All entries are to be retyped without alteration.

Data provided.
★ ★ ★ ★ ★ ★ ★
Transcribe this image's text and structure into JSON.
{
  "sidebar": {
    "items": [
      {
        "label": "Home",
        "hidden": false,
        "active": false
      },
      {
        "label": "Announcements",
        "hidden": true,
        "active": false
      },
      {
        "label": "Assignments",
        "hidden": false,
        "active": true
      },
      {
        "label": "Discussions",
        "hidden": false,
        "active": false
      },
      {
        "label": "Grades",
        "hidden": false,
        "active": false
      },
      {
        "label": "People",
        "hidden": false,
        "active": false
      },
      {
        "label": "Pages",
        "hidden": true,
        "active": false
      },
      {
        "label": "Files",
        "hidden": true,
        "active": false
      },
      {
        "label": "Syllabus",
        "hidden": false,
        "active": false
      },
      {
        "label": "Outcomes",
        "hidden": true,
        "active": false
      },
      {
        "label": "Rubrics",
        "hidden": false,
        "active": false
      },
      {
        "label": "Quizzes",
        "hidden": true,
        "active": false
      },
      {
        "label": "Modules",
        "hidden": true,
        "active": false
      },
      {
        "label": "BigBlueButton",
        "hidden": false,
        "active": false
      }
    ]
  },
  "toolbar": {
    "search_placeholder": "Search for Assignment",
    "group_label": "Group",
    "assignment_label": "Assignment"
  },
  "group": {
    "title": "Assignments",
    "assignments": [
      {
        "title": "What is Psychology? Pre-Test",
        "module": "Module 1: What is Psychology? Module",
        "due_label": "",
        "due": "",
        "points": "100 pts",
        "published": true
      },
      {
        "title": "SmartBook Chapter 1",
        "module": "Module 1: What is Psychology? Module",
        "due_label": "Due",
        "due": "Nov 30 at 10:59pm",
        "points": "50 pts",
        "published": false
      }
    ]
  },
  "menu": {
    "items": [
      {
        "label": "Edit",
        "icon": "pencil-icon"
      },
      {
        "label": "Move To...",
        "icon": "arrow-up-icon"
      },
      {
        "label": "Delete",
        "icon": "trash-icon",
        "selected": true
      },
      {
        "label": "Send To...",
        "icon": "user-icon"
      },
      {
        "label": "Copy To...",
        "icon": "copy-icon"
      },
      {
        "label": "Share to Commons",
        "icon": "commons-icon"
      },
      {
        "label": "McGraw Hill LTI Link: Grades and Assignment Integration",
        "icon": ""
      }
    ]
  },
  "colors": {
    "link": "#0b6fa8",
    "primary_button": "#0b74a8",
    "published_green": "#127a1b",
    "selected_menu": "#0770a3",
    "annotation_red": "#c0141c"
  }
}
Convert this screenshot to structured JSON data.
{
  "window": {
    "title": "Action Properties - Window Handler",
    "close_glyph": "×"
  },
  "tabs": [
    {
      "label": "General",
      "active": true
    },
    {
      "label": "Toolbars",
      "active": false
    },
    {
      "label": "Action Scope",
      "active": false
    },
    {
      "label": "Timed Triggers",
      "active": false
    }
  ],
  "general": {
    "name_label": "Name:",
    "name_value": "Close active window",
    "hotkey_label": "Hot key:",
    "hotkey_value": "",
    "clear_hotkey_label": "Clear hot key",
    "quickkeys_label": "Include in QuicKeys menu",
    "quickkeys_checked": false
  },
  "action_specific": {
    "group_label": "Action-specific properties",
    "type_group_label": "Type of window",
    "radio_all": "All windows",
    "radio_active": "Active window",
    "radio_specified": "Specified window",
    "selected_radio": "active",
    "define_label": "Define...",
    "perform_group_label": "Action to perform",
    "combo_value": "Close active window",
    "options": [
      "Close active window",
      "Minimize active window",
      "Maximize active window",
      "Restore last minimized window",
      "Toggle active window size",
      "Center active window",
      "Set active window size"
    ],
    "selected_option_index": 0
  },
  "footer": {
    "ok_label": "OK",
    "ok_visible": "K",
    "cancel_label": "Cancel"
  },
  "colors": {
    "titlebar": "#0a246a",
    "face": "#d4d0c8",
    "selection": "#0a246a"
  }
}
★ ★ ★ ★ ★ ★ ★
Answer below.
Transcribe this image's text and structure into JSON.
{
  "sidebar": {
    "items": [
      {
        "label": "Home",
        "hidden": false,
        "active": false
      },
      {
        "label": "Announcements",
        "hidden": true,
        "active": false
      },
      {
        "label": "Assignments",
        "hidden": false,
        "active": true
      },
      {
        "label": "Discussions",
        "hidden": false,
        "active": false
      },
      {
        "label": "Grades",
        "hidden": false,
        "active": false
      },
      {
        "label": "People",
        "hidden": false,
        "active": false
      },
      {
        "label": "Pages",
        "hidden": true,
        "active": false
      },
      {
        "label": "Files",
        "hidden": true,
        "active": false
      },
      {
        "label": "Syllabus",
        "hidden": false,
        "active": false
      },
      {
        "label": "Outcomes",
        "hidden": true,
        "active": false
      },
      {
        "label": "Rubrics",
        "hidden": false,
        "active": false
      },
      {
        "label": "Quizzes",
        "hidden": true,
        "active": false
      },
      {
        "label": "Modules",
        "hidden": true,
        "active": false
      },
      {
        "label": "BigBlueButton",
        "hidden": false,
        "active": false
      }
    ]
  },
  "toolbar": {
    "search_placeholder": "Search for Assignment",
    "group_label": "Group",
    "assignment_label": "Assignment"
  },
  "group": {
    "title": "Assignments",
    "assignments": [
      {
        "title": "What is Psychology? Pre-Test",
        "module": "Module 1: What is Psychology? Module",
        "due_label": "",
        "due": "",
        "points": "100 pts",
        "published": true
      },
      {
        "title": "SmartBook Chapter 1",
        "module": "Module 1: What is Psychology? Module",
        "due_label": "Due",
        "due": "Nov 30 at 10:59pm",
        "points": "50 pts",
        "published": false
      }
    ]
  },
  "menu": {
    "items": [
      {
        "label": "Edit",
        "icon": "pencil-icon"
      },
      {
        "label": "Move To...",
        "icon": "arrow-up-icon"
      },
      {
        "label": "Delete",
        "icon": "trash-icon",
        "selected": true
      },
      {
        "label": "Send To...",
        "icon": "user-icon"
      },
      {
        "label": "Copy To...",
        "icon": "copy-icon"
      },
      {
        "label": "Share to Commons",
        "icon": "commons-icon"
      },
      {
        "label": "McGraw Hill LTI Link: Grades and Assignment Integration",
        "icon": ""
      }
    ]
  },
  "colors": {
    "link": "#0b6fa8",
    "primary_button": "#0b74a8",
    "published_green": "#127a1b",
    "selected_menu": "#0770a3",
    "annotation_red": "#c0141c"
  }
}
Convert this screenshot to structured JSON data.
{
  "window": {
    "title": "Action Properties - Window Handler",
    "close_glyph": "×"
  },
  "tabs": [
    {
      "label": "General",
      "active": true
    },
    {
      "label": "Toolbars",
      "active": false
    },
    {
      "label": "Action Scope",
      "active": false
    },
    {
      "label": "Timed Triggers",
      "active": false
    }
  ],
  "general": {
    "name_label": "Name:",
    "name_value": "Close active window",
    "hotkey_label": "Hot key:",
    "hotkey_value": "",
    "clear_hotkey_label": "Clear hot key",
    "quickkeys_label": "Include in QuicKeys menu",
    "quickkeys_checked": false
  },
  "action_specific": {
    "group_label": "Action-specific properties",
    "type_group_label": "Type of window",
    "radio_all": "All windows",
    "radio_active": "Active window",
    "radio_specified": "Specified window",
    "selected_radio": "active",
    "define_label": "Define...",
    "perform_group_label": "Action to perform",
    "combo_value": "Close active window",
    "options": [
      "Close active window",
      "Minimize active window",
      "Maximize active window",
      "Restore last minimized window",
      "Toggle active window size",
      "Center active window",
      "Set active window size"
    ],
    "selected_option_index": 0
  },
  "footer": {
    "ok_label": "OK",
    "ok_visible": "K",
    "cancel_label": "Cancel"
  },
  "colors": {
    "titlebar": "#0a246a",
    "face": "#d4d0c8",
    "selection": "#0a246a"
  }
}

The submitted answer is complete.